A text woke me at 8am. It was a friend asking if I knew anyone who wanted to make some money loading boxes of photographs from a storage space onto a truck. I went back to sleep for a couple hours. When I got up, there was another text, as well as an email. I answered that I didn’t know anyone and went about getting the day started. But it kept eating at me, so, an hour later, I texted him that if he was still there in an hour, I’d swing by.
My friend travels around collecting photographs and art. He’s a treasure seeker. There’s TV shows about people like him. Every so often he rolls through town and tells me about his adventures, always careful to leave out names and telling details. His business is all about secrecy. I don’t have even a trace of this discoverer’s instinct, but I’m fascinated by people who do. It’s often a consuming obsession which no prize, however precious, can ever sate. The best pop-culture evocation of it is the great BBC show Detectorists. The two guys’ lives on that show are so totally guided by their quest that personal relationships suffer or are subsumed to it. I don’t know that my friend suffers like that because of his avocation. I like to think he doesn’t. He always makes it sounds like fun.
When I arrive at the storage facility, he’s at the loading dock with another friend, making calls, as this is the only area of the facility where he can get a signal. Apparently he’s bought a locker in an auction and wants to unload a bunch of boxes into his truck to haul away. But before we can do that, we go across the parking lot to another building so he can look at another storage space. He says some other collectors have found out he’s storing things here and is afraid they might break in. There’s been a rash of thefts lately. The area he’s looking at doesn’t even have walls. He will have to hire the guy showing us the place to build them. As we walk back, power tool sounds can be heard from behind sheetrock and plywood walls which don’t reach the ceiling of the warehouse. The guy tells us there are a lot of interesting people here.
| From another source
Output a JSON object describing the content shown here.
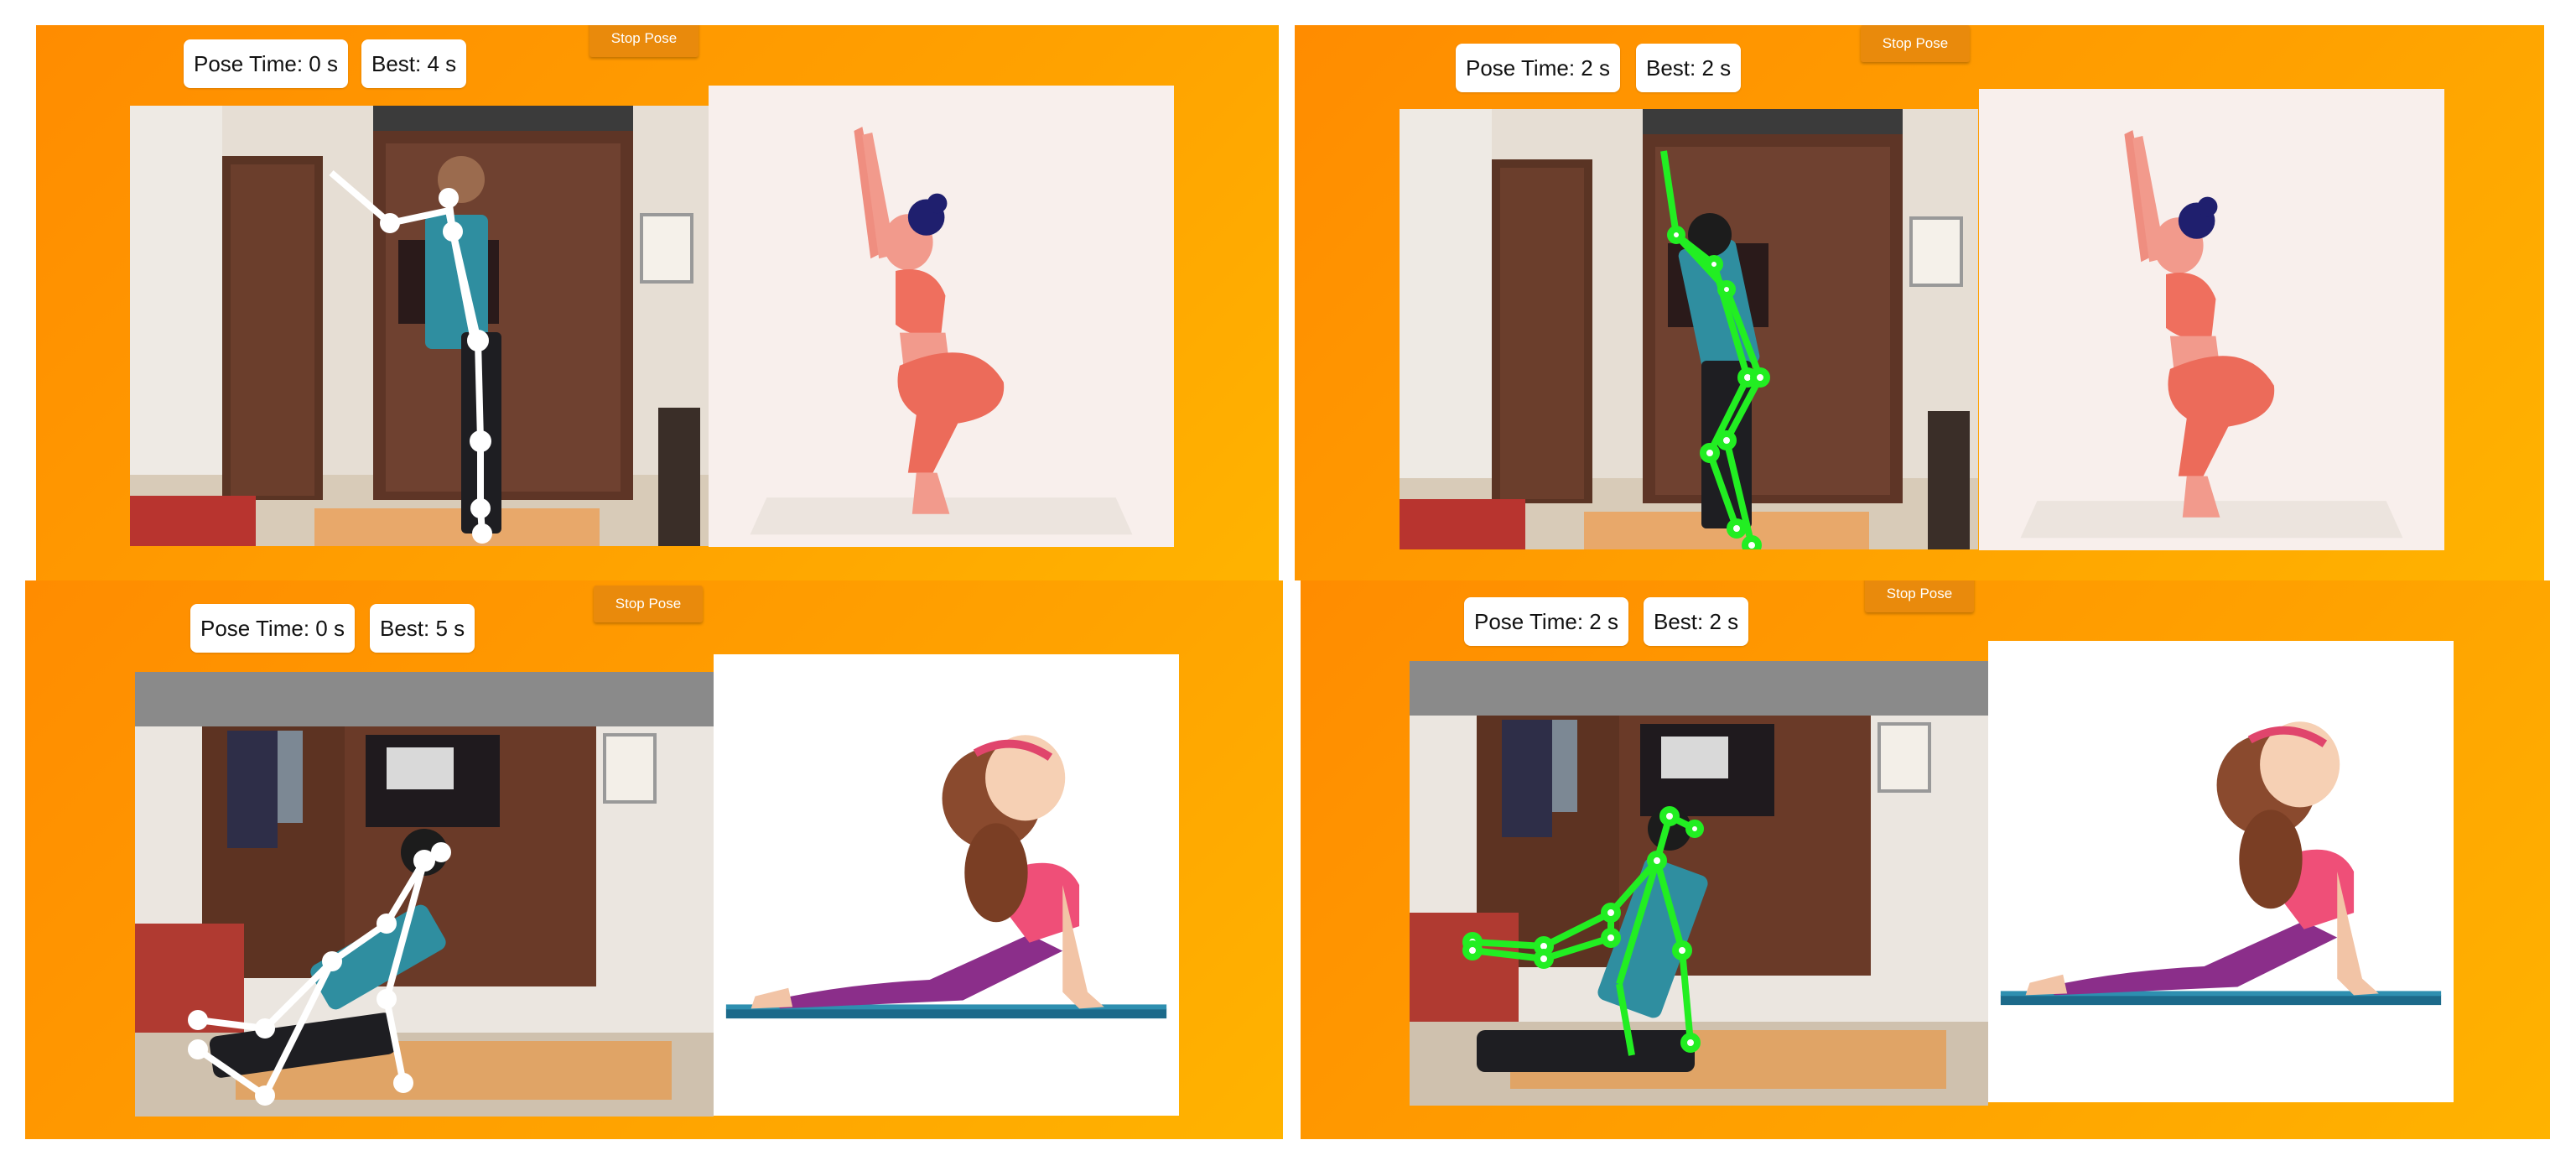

Back by the loading dock, we take two carts up to the fourth floor. Three guys who were evidently at the auction come with us to check out my friend’s haul. We go through a labyrinth of lockers before locating the right one. We pull out 1’x5’s and furniture to get at the shelves which line the left side of the space. We pull out one long cardboard box after another. Each is filled with dozens of cardboarded and sleeved comic books. My friend keeps pulling random ones out, showing us and guessing at their worth. I tell him I have no clue what any of them are worth. He seems to be having a debate with himself whether it’s a fortune or just a pain in the ass. Part of it is that he doesn’t want to tip his hand in front of the other guys too much. Everyone’s here to make a buck and getting over on a competitor is a big part of it.
We make three or four trips down to the truck until all the boxes are loaded. We’re covered in sweat. My friend is trying to work out a deal with the guys for the tools and furniture in the locker. They’re not his thing; he’s only into art and photos. I drink some water and wonder whether this line of work would suit me better than pouring beer. I decide it wouldn’t. I have no enterprising spirit. In fact, I probably have the opposite. Where my friend is here trying to turn trash into treasure, I’m trying to sell off all I’ve made at thrift store prices.
Before I leave, he asks me about the self-portrait he asked me to paint. I tell him it’s almost done and pedal out into the rain.